Black hand operated personal sewing machine with gold coloured decoration in the shape of leaves
Singer Sewing Machine

From the 1850s onwards factories were able to make more new cloth for the growing clothing trade with new and improved machinery.



As the population of the town grew so did the demand for meat. This meant there were also more animal hides (skins) supplied to the leather industry. In 1827 a leather fair was set up in Leeds – it was the largest outside of London.

Leather works were built at Buslingthorpe, Meanwood and Kirkstall. The Meanwood Tannery (S&W Smith) had 300 pits, which could hold 70,000 animal hides.



The leather industry provided material for the footwear industry. The footwear industry became and important trade in Leeds in the 1830s, mostly making boots. One of the main footwear companies was Stead and Simpson. In the 1840s they began to make ready made boots and shoes and made around 7000 pairs a week.

A pair of dark maroon boots that rise above the ankle, half way up the calf.  They are laced.
Victorian Leather Boots
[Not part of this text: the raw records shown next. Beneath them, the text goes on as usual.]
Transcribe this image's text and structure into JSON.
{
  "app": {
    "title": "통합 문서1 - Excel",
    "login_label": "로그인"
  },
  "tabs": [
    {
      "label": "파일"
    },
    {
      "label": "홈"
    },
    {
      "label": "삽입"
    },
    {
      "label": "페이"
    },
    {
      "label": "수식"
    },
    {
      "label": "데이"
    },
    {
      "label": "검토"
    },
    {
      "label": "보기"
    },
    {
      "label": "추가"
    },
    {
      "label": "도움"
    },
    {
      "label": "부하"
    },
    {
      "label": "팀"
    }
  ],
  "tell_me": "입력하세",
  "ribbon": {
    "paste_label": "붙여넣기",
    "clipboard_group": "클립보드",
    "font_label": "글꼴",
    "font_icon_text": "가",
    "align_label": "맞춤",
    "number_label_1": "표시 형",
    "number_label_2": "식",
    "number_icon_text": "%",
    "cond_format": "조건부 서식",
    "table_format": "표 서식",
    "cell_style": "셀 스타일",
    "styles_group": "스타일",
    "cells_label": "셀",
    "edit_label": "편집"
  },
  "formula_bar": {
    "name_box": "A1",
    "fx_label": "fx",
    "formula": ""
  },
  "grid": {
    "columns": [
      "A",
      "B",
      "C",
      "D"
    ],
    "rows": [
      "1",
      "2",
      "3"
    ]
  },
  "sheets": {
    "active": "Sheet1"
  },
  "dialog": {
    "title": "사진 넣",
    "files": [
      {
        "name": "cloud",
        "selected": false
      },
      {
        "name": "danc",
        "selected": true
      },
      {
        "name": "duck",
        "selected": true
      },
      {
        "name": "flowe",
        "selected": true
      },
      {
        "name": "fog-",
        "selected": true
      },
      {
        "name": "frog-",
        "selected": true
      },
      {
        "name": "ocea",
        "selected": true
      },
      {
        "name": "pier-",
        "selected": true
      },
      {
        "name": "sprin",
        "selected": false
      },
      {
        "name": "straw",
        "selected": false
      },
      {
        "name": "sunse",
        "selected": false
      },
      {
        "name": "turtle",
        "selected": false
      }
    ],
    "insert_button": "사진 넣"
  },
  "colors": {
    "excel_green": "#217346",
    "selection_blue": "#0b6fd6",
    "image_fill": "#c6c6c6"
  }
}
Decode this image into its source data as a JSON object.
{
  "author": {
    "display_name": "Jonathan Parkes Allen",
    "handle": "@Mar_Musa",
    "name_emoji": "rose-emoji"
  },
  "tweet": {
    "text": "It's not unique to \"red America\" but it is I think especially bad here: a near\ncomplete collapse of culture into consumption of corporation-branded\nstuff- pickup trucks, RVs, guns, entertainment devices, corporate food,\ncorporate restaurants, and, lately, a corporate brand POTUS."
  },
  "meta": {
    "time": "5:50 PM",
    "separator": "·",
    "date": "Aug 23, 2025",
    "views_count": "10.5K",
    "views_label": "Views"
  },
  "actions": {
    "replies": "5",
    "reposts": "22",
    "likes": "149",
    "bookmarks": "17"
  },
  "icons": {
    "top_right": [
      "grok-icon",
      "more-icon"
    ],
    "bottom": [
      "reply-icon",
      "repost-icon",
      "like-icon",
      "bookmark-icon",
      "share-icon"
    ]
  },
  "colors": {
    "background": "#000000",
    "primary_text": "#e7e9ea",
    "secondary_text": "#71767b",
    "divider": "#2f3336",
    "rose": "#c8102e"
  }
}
Most of the chemical companies in Leeds developed because the products they made were used by other industries. Chemical companies made dye for wool and leather, oils and lubricants for machines and acids and other pharmaceutical products for making medicines. Firms like Smith, Dixon & Lodge, at Harper Street Chemical Works made blackcurrant and glycerine cough medicine, soap, metal and furniture polish, baking powder and children’s teething powders. Joseph Watson became famous for their soap and was later known as ‘Soapy Joe’s’.


Dark yellow cardboard box with 'Watson's Matchless Cleanser Soap'
Watson's Soap



Printing was one of Leeds’ most important industries. Why do you think this was? Engineering companies helped to build the printing machinery. By 1911 printing was the fourth largest employer in Leeds, employing 8000 people.


Metal block with an image of a tube of cream etched onto it in reverse
Victorian Printing Block


Many working class children were employed in factories in Leeds in Victorian times. Eliza Marshall gave evidence before the Factory Commission in 1832 about her life working in Leeds factories.  Find out more about what life was like for children working in factories and mills in Leeds during the Victorian period.

Who are the largest employers in Leeds today? What other industries, companies and businesses exist in Leeds today?